DESCRIPTION OF THE TASK: Could you print the data that follows exactly as given?

(Website and app data records)
<<<<

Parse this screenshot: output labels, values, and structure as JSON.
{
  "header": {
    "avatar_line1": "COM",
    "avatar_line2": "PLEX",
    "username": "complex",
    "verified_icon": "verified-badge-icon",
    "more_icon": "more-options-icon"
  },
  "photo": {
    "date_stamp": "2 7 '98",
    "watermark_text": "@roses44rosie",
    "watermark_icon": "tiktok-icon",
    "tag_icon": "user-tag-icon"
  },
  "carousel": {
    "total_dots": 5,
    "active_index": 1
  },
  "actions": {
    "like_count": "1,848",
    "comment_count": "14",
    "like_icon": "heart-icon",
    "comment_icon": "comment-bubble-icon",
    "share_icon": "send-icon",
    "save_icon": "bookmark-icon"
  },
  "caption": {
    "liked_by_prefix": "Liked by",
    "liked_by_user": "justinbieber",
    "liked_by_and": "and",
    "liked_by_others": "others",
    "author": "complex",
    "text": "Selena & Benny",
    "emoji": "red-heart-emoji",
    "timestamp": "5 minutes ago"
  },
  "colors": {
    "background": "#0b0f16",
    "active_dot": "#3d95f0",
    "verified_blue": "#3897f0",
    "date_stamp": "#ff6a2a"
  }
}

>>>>

WRITTEN REPLY:
Parse this screenshot: output labels, values, and structure as JSON.
{
  "header": {
    "avatar_line1": "COM",
    "avatar_line2": "PLEX",
    "username": "complex",
    "verified_icon": "verified-badge-icon",
    "more_icon": "more-options-icon"
  },
  "photo": {
    "date_stamp": "2 7 '98",
    "watermark_text": "@roses44rosie",
    "watermark_icon": "tiktok-icon",
    "tag_icon": "user-tag-icon"
  },
  "carousel": {
    "total_dots": 5,
    "active_index": 1
  },
  "actions": {
    "like_count": "1,848",
    "comment_count": "14",
    "like_icon": "heart-icon",
    "comment_icon": "comment-bubble-icon",
    "share_icon": "send-icon",
    "save_icon": "bookmark-icon"
  },
  "caption": {
    "liked_by_prefix": "Liked by",
    "liked_by_user": "justinbieber",
    "liked_by_and": "and",
    "liked_by_others": "others",
    "author": "complex",
    "text": "Selena & Benny",
    "emoji": "red-heart-emoji",
    "timestamp": "5 minutes ago"
  },
  "colors": {
    "background": "#0b0f16",
    "active_dot": "#3d95f0",
    "verified_blue": "#3897f0",
    "date_stamp": "#ff6a2a"
  }
}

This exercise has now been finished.